Well, it’s Thanksgiving Day and another holiday season is upon us.  Today our festivities will center on family, friends, a turkey dinner and football (if we haven’t gone skiing.)

As I sat down to type this commentary I couldn’t help thinking about the milieu that makes up our Thanksgiving’s traditions, and thought I might offer a serving of edification for our holiday feast.

At one time or another almost every youngster has been given the classroom assignment to draw or depict a Thanksgiving scene.  While I was engaging in Sister Mary Judith’s assignment, I remember asking myself “Why would the Pilgrims walk around wearing tall black hats sporting a giant buckle on the front and wear such dark, drab clothing?”

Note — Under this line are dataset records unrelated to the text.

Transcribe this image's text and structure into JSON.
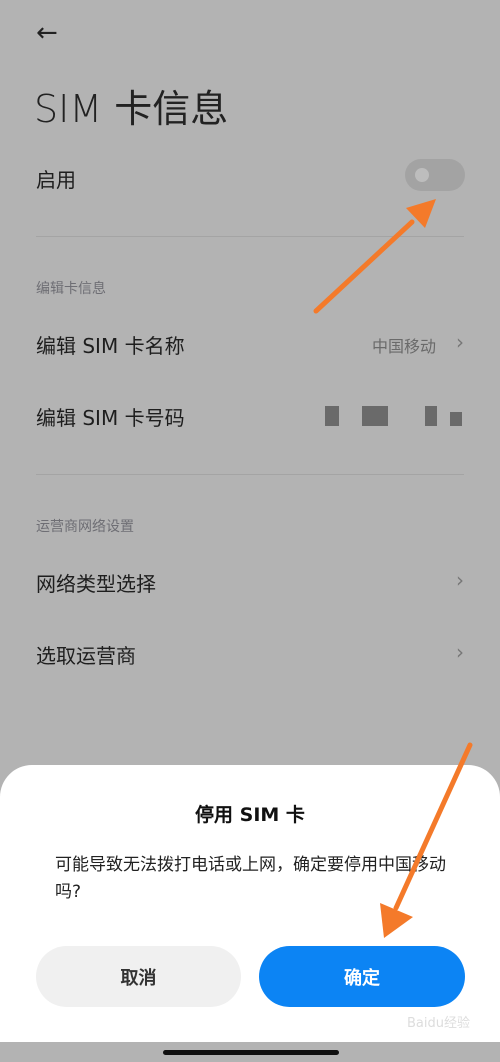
{
  "header": {
    "back_icon": "arrow-left-icon",
    "title": "SIM 卡信息"
  },
  "enable": {
    "label": "启用",
    "toggle_on": false
  },
  "sections": [
    {
      "title": "编辑卡信息",
      "items": [
        {
          "label": "编辑 SIM 卡名称",
          "value": "中国移动"
        },
        {
          "label": "编辑 SIM 卡号码",
          "value_masked": true
        }
      ]
    },
    {
      "title": "运营商网络设置",
      "items": [
        {
          "label": "网络类型选择"
        },
        {
          "label": "选取运营商"
        }
      ]
    }
  ],
  "dialog": {
    "title": "停用 SIM 卡",
    "message": "可能导致无法拨打电话或上网，确定要停用中国移动吗?",
    "cancel": "取消",
    "confirm": "确定"
  },
  "watermark": "Baidu经验 jingyan.baidu.com",
  "colors": {
    "accent": "#0c84f4",
    "annotation_arrow": "#f47a2a"
  }
}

Well as it turns out, the Pilgrims’ clothing wasn’t all that boring (by the standards of the day anyway) and while they assuredly wore hats, they were rarely tall and certainly never had buckles on them.

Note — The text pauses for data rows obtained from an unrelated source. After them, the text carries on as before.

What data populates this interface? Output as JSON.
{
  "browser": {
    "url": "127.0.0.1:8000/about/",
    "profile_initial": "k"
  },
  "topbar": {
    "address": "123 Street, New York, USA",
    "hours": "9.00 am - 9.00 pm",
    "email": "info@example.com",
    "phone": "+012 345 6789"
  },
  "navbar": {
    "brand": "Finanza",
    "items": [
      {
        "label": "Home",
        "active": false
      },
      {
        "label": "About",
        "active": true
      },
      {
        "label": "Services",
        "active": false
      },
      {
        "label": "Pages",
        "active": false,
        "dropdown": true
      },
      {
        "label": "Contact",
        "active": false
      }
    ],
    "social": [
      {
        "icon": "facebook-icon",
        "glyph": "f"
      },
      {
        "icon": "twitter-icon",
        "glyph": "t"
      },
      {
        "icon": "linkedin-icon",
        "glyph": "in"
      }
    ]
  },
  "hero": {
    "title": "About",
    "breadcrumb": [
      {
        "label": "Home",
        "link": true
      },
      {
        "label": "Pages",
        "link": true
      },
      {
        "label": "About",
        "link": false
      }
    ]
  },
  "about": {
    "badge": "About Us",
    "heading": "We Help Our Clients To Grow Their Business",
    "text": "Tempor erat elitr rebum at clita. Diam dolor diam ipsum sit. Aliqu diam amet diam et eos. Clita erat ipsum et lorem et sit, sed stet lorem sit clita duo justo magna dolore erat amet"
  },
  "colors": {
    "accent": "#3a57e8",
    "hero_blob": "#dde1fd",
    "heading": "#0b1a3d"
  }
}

For decades, Americans have confused the Pilgrims with the Puritans.  While the two groups weren’t totally unrelated (both were early settlers to America in the early 17th Century and both groups fled England to escape what they considered to be the tyrannical and authoritarian Anglican Church) they were however, very far apart in spirit.

The Pilgrims were separatists who wanted to practice a simple religion without the rituals and symbolism they felt had spoiled the Protestant Church.  The Puritans on the other hand did not want to completely sever their relationship from the Anglican fold, but sought to “purify” the church and return it to more traditional practices.

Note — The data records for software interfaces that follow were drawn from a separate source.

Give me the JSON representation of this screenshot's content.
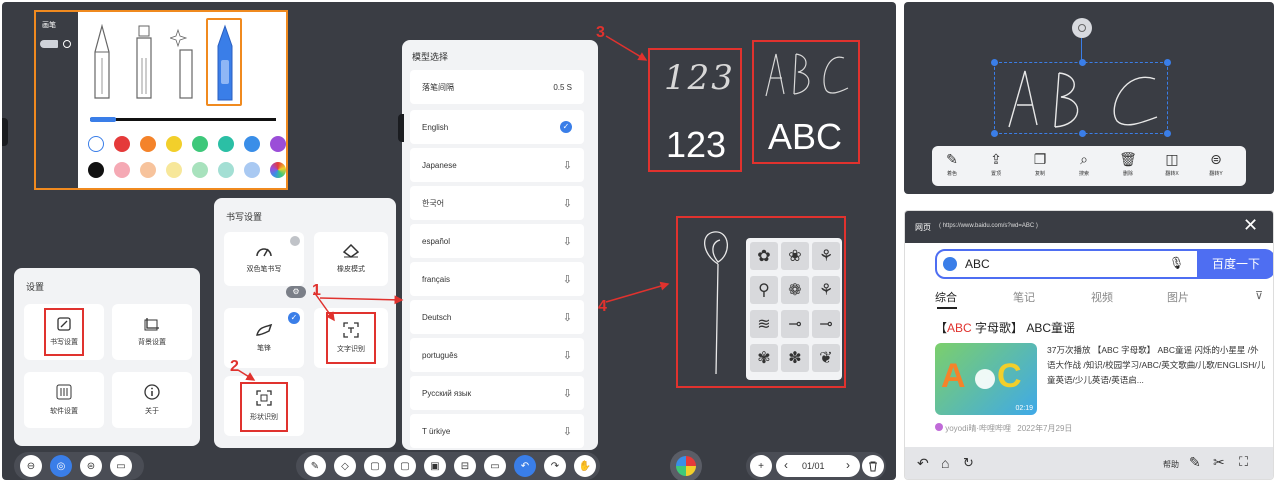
{
  "pen_panel": {
    "title": "画笔",
    "colors": [
      "#ffffff",
      "#e53a3a",
      "#f4832a",
      "#f2cf2b",
      "#3ec87a",
      "#2bbfa5",
      "#3a8ee8",
      "#9b4ed8",
      "#111111",
      "#f5a9b4",
      "#f7c39c",
      "#f7e79a",
      "#a8e2bd",
      "#a3dfd4",
      "#a9c9f2",
      "multicolor"
    ]
  },
  "writing_settings": {
    "title": "书写设置",
    "items": [
      "双色笔书写",
      "橡皮模式",
      "笔锋",
      "文字识别",
      "形状识别"
    ]
  },
  "settings_panel": {
    "title": "设置",
    "items": [
      "书写设置",
      "背景设置",
      "软件设置",
      "关于"
    ]
  },
  "model_panel": {
    "title": "模型选择",
    "interval_label": "落笔间隔",
    "interval_value": "0.5 S",
    "languages": [
      "English",
      "Japanese",
      "한국어",
      "español",
      "français",
      "Deutsch",
      "português",
      "Русский язык",
      "T ürkiye"
    ]
  },
  "annotations": {
    "n1": "1",
    "n2": "2",
    "n3": "3",
    "n4": "4"
  },
  "recognition": {
    "handwritten_digits": "123",
    "recognized_digits": "123",
    "recognized_letters": "ABC"
  },
  "bottom_left_tools": [
    "⊖",
    "◎",
    "⊜",
    "▭"
  ],
  "bottom_center_tools": [
    "✎",
    "◇",
    "▢",
    "▢",
    "▣",
    "⊟",
    "▭",
    "↶",
    "↷",
    "✋"
  ],
  "pager": {
    "plus": "+",
    "prev": "‹",
    "page": "01/01",
    "next": "›",
    "delete": "🗑"
  },
  "selection_toolbar": {
    "labels": [
      "着色",
      "置顶",
      "复制",
      "搜索",
      "删除",
      "翻转X",
      "翻转Y"
    ]
  },
  "web_panel": {
    "title": "网页",
    "url": "( https://www.baidu.com/s?wd=ABC )",
    "close": "✕",
    "query": "ABC",
    "search_button": "百度一下",
    "tabs": [
      "综合",
      "笔记",
      "视频",
      "图片"
    ],
    "result_title_prefix": "【",
    "result_title_highlight": "ABC",
    "result_title_rest": " 字母歌】 ABC童谣",
    "result_desc": "37万次播放 【ABC 字母歌】 ABC童谣 闪烁的小星星 /外语大作战 /知识/校园学习/ABC/英文歌曲/儿歌/ENGLISH/儿童英语/少儿英语/英语启...",
    "duration": "02:19",
    "author": "yoyodi晴·哔哩哔哩",
    "date": "2022年7月29日",
    "help": "帮助"
  }
}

Each group had reputations as authoritarian, humorless, conformists, but his stereotype actually more closely characterizes the Puritans who later in the century went on to conduct the Salem witch trials.  The Pilgrims were more democratic and inclusive in their lifestyle, which brings me back to those tall hats with the buckles.

It was the Puritans who dressed the way Pilgrims are depicted.  Pilgrims on the other hand dressed much like their counterparts in England.  They did not consider it a sin to wear stylish clothing and in fact, several occupants of the Mayflower were in the textile business.

The Pilgrims favored bright clothing and all evidence indicates that they wore green, red, yellow, violet and blue garments along with the more common white, grey and brown.  And as far as hats went, Pilgrim men wore many different types of hats including soft wool caps, straw hats, felt hats with wide brims, and silk hats with decorative tassels.

Now that we’ve cleared up that bit of misinformation, I’m sure you’re dying to know if the Pilgrims really ate turkey on that first Thanksgiving.  The answer is a definitive, “possibly but doubtful.”  More than likely venison was the main course that day.   So how did the ‘traditional’ turkey dinner become traditional?  Well, as legend has it, the then Governor of the Colony, William Bradford, sent four men “fowling” after wild ducks and geese to be served as the main course for the meal.  And while there is no record that wild turkey was part of their feast, the term “turkey” was often used by the Pilgrims to mean any sort of wild fowl.  The story and the tradition developed from there.

This brings me to the final bit of edification about Thanksgiving traditions.  Chances are that sometime during the day someone is going to turn on the TV to watch football, right?

Have you ever asked yourself, “Who are all those people on the sidelines?”  The NFL has specific limits as to who (or is it whom?) is allowed on the sidelines, but college games seem to have more people hanging around than one could find at Mid-Vail at noon on a crowded ski weekend.

Players, coaches, assistant coaches, equipment managers, towel boys (and girls), mascots, cheerleaders, officials holding the yard markers, TV camera operators, color analysts, Hollywood types, photographers, police, and of course the alumni who donate big bucks to the school are all welcomed to the sideline spectacle.

The University of Illinois, which is typical of many universities allots its credentials to 15 coaches; 10 team managers; 5 equipment managers; 10 trainers; 5 doctors; and a myriad of student assistant who get water, help with taping the players and distributing balls; a team Chaplin and of course security and event management—all tolled, these folks will take up residence between the 25-yard lines.

The NFL won’t have near as many ‘assistant hangers-on’ but still, restrictions on issuing credentials for access to the sidelines are surprisingly loose according to a researcher for the Pro Football Hall of Fame, i.e. “Anyone the team deems necessary can be there.”  Teams have even been known to keeps the electrician who supervises lighting for the stadium near the bench.  It seems that so long as the players are not being harassed the NCAA and NFL really don’t want to get too involved in regulating who’s who on the sidelines.

So now that I’ve answered three of the most burning questions of the 21st century, will someone please pass the gravy?